Sex-specific negotiation rules in a costly conflict over parental careSex-specific negotiation rules in a costly conflict over parental care
Faculty of Sciences. Biology
Behavioural Ecology & Ecophysiology
Animal behaviour. - London
100(2015), p. 52-58
University of Antwerp

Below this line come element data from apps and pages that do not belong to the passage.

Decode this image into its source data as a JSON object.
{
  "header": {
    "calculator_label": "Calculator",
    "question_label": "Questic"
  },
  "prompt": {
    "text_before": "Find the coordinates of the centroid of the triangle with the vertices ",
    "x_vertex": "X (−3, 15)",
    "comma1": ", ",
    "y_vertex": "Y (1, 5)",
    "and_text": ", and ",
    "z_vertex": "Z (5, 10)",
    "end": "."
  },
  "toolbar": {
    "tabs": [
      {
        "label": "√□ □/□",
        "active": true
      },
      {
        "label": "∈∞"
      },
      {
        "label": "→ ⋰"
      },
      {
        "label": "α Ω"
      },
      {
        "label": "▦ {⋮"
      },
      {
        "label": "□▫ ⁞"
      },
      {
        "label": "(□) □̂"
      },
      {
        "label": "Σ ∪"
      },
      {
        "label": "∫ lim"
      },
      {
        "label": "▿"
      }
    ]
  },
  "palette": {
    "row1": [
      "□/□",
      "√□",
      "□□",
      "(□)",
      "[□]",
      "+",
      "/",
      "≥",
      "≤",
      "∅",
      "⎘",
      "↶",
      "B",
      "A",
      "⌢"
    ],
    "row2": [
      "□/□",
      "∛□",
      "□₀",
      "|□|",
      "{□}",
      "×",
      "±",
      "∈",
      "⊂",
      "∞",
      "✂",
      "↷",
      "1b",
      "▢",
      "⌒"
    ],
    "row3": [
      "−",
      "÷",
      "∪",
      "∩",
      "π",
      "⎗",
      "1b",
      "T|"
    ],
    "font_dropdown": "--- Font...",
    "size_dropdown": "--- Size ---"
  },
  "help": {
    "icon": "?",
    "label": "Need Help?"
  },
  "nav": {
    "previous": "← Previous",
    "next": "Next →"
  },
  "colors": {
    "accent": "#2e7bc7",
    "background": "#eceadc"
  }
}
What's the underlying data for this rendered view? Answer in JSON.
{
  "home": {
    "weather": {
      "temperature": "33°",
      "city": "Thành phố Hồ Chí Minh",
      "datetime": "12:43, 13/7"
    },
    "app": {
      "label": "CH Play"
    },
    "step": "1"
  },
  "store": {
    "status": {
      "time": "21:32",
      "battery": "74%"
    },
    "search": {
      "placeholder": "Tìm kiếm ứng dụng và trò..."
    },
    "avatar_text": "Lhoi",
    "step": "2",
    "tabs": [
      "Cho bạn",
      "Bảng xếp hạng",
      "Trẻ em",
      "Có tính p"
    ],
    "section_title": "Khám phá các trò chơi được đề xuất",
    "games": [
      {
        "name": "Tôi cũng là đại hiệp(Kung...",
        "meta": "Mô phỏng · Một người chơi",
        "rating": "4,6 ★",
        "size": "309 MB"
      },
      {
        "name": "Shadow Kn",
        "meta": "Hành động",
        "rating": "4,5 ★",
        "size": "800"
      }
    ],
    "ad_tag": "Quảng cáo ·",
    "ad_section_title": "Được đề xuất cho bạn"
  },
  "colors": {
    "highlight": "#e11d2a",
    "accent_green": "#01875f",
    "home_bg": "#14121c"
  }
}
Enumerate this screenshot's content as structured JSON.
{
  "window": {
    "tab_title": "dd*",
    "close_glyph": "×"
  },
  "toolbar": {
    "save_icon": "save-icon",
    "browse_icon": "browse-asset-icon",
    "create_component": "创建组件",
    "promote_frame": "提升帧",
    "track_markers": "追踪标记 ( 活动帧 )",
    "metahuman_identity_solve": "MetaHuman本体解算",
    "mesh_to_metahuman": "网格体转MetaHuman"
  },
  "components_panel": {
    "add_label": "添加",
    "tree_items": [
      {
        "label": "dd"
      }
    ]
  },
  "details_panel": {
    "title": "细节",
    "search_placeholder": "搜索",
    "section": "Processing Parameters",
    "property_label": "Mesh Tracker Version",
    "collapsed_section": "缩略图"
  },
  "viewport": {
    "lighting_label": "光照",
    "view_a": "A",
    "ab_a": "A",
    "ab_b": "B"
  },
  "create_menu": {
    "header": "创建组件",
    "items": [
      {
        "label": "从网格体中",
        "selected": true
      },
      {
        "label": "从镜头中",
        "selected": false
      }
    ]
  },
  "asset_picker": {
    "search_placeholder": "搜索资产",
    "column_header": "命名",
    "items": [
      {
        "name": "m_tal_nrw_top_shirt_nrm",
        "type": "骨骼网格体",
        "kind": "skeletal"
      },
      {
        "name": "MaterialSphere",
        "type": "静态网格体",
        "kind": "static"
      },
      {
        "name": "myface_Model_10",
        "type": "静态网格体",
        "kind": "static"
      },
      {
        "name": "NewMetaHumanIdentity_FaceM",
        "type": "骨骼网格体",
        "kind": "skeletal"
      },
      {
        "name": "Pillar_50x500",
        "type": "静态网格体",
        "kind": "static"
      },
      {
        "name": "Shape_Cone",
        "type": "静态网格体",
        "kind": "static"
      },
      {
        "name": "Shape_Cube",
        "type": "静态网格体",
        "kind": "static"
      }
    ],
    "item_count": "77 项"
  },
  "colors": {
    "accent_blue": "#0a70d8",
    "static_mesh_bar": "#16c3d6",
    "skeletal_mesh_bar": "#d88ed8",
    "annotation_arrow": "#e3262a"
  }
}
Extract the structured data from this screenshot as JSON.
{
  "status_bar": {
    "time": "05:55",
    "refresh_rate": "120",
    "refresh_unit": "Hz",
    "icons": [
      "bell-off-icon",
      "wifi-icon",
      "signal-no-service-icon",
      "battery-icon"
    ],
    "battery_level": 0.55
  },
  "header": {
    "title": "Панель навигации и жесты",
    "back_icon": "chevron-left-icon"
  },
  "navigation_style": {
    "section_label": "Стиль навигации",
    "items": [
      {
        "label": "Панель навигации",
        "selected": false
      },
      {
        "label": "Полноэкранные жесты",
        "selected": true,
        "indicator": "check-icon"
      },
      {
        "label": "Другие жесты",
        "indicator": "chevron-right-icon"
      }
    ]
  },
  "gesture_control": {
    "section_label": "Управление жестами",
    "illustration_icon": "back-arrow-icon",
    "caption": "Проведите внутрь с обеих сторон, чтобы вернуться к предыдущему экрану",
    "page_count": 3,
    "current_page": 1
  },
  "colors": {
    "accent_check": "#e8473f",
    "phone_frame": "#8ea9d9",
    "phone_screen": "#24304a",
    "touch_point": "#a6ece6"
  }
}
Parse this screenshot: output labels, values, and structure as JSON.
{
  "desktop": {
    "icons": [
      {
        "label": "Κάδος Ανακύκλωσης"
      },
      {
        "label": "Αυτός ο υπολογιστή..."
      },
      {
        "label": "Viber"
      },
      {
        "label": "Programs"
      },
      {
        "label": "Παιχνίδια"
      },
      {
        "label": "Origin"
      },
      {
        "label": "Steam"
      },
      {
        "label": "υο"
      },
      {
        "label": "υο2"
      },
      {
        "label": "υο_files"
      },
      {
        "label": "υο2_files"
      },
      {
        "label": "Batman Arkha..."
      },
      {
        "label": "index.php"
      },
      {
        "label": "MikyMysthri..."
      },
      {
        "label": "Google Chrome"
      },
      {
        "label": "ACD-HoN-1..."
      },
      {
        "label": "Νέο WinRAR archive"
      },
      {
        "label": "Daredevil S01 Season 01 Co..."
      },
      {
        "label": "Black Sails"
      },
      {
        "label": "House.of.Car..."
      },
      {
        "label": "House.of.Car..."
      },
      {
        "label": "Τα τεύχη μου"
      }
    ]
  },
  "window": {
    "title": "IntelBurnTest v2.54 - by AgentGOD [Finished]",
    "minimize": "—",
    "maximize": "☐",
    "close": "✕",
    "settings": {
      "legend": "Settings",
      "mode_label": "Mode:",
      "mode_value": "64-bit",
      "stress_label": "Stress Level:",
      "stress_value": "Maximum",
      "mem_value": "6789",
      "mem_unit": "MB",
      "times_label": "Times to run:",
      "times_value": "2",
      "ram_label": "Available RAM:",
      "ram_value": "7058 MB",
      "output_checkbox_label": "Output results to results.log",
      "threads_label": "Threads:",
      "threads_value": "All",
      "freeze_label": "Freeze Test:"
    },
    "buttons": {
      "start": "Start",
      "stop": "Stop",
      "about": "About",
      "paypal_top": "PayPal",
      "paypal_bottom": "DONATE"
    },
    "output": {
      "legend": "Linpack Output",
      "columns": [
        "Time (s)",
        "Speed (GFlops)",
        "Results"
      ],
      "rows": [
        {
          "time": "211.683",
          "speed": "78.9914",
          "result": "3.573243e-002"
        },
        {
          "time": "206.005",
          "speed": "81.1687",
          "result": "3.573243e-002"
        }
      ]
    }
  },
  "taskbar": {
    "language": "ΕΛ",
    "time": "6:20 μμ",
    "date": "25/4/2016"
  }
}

Sexual conflict theory predicts a trade-off in individual parental care allocated to either current or future reproduction. The optimal amount of current parental effort is expected to differ between adult males and females, with a conflict resolution being reached by negotiation depending on multiple family cues. Currently, a debate exists on how negotiation takes place, along with its potential costs or benefits for all family members. In particular, the specific negotiation rules that male and female parents apply often remain obscure, which in part results from a shortage of empirical studies. We used captive canaries, Serinus canaria, to evaluate consequences of sexual conflict for the offspring by comparing uniparental (female cared for a half clutch) and biparental (both parents cared for a full clutch) families. Our results suggest overall less parental effort in biparental families and offspring were observed to beg harder for parental resources, weigh less as fledglings and tended to grow slower compared to uniparental families. To further increase our understanding of parental negotiation rules, we manipulated the degree of partner visibility and thus information about partner effort by temporarily splitting biparental families. Male and female provisioning strategies depended on both partner visibility and brood demand. An increase in male provisioning was observed after mate removal, whereas the opposite pattern was observed in females. Females, however, increased provisioning in response to offspring begging. We conclude that (1) sexual conflict over parental care is costly for the offspring, (2) sex-specific negotiation rules exist and probably relate to an asymmetry in gathered information and (3) changes in parental feeding strategies trigger a feedback mechanism via brood demand, highlighting the need to consider all family members in order to understand family conflicts and their potential resolution.